Commentary on Media Bias on Abortion

By L. Brent Bozell, President, Media Research Center Aired Thursday, February 1, 2001 on NPR’s Morning Edition

L. Brent BozellAs one of his first official acts on January 22, 1993, President Bill Clinton threw out Ronald Reagan’s executive order prohibiting U.S. funding for international agencies that subsidize or promote abortion. On exactly the same date eight years later, President George W. Bush reinstated that policy.

Both presidents’ acts were consistent with their campaign platforms. Both fulfilled promises to supporters.

Yet despite these similarities, the news media have treated these presidential actions as different as day and night, casting one as lowly political pandering while describing the other as praiseworthy promise keeping.

This year, ABC’s Peter Jennings said, "President Bush begins by taking a tough line on abortion." But eight years ago, Jennings said only, "President Clinton keeps his word on abortion rights."

NBC did the same. This year, Tom Brokaw reported on “the new President’s very active day, which started on a controversial note.” Yet eight years ago, Brokaw simply reported, “President Clinton kept a campaign promise...”

CBS’s Dan Rather perpetuated this double standard, but then added insult to injury by ascribing a lowly political motive to President Bush, adding that his executive order served to "quickly please the right flank of his party...”

This bias against the pro-life movement is prevalent also in the New York Times and Washington Post, in Time and Newsweek and on radio – including, many believe, National Public Radio.

Why are conservatives always deemed to have a penchant for wading into controversy while liberals don’t? When it comes to abortion policy, why are Republicans pandering to their political base while Democrats are keeping promises to people?

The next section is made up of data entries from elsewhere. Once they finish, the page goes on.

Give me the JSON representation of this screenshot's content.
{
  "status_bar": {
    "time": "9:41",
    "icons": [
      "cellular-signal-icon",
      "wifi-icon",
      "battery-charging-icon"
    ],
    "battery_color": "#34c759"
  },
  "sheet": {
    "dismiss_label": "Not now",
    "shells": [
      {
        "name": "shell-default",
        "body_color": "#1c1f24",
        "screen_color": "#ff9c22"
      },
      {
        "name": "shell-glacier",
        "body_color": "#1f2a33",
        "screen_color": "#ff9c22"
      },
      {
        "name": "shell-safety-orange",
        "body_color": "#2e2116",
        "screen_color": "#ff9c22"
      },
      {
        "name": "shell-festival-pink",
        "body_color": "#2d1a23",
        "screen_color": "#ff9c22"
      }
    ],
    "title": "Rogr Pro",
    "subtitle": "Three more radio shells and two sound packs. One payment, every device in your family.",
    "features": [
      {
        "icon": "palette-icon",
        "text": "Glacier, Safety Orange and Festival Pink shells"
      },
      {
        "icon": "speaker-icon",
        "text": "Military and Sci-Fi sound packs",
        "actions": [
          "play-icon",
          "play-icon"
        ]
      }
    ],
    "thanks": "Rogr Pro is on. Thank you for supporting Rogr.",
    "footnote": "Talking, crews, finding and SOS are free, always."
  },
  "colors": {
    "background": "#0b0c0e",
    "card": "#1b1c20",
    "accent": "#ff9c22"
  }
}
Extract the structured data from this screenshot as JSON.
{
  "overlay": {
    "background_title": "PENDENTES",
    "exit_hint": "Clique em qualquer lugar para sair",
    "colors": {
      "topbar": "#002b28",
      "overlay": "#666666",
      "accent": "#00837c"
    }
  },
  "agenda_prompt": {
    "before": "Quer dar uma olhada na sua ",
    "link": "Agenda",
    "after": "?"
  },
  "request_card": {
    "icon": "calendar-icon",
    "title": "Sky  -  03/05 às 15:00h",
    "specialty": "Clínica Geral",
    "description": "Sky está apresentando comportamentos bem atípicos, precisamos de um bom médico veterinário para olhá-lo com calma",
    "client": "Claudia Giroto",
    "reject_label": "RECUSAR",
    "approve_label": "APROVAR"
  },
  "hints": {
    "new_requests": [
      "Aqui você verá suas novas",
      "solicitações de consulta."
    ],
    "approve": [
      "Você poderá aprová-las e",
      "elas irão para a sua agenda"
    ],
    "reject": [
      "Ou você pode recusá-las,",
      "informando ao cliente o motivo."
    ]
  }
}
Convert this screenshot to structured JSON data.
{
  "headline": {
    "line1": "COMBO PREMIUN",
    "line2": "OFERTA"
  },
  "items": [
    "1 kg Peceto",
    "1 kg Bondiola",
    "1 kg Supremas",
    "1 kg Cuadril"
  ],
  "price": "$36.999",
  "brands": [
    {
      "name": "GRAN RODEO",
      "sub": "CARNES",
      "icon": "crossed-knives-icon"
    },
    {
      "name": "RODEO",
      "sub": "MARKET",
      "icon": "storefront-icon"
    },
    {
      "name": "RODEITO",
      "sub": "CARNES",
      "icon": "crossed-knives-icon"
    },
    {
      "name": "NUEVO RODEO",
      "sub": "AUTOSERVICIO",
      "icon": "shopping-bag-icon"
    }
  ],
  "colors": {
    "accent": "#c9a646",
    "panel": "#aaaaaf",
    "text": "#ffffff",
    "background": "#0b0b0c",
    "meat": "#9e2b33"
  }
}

This bias on abortion is not new. Take the 1992 Democratic National Convention. The party’s decision to silence pro-life Gov. Bob Casey generated one – one – network news story. But it was different at the Republican National Convention. When pro-choice Governor Pete Wilson was silenced, the networks reported that story 55 times.

Unbelievably, what I see as a pro-abortion bias got even worse during the ‘96 Conventions. The networks reported on the Republicans’ infighting over abortion 60 times, but reported on the Democrats’ internal struggles once.

Abortion is clearly the most controversial issue in politics today. Everyone has an opinion on the matter; and the country is deeply divided. Yet to listen to the networks is to believe there is only one credible side to the story. Call it a classic case of media bias.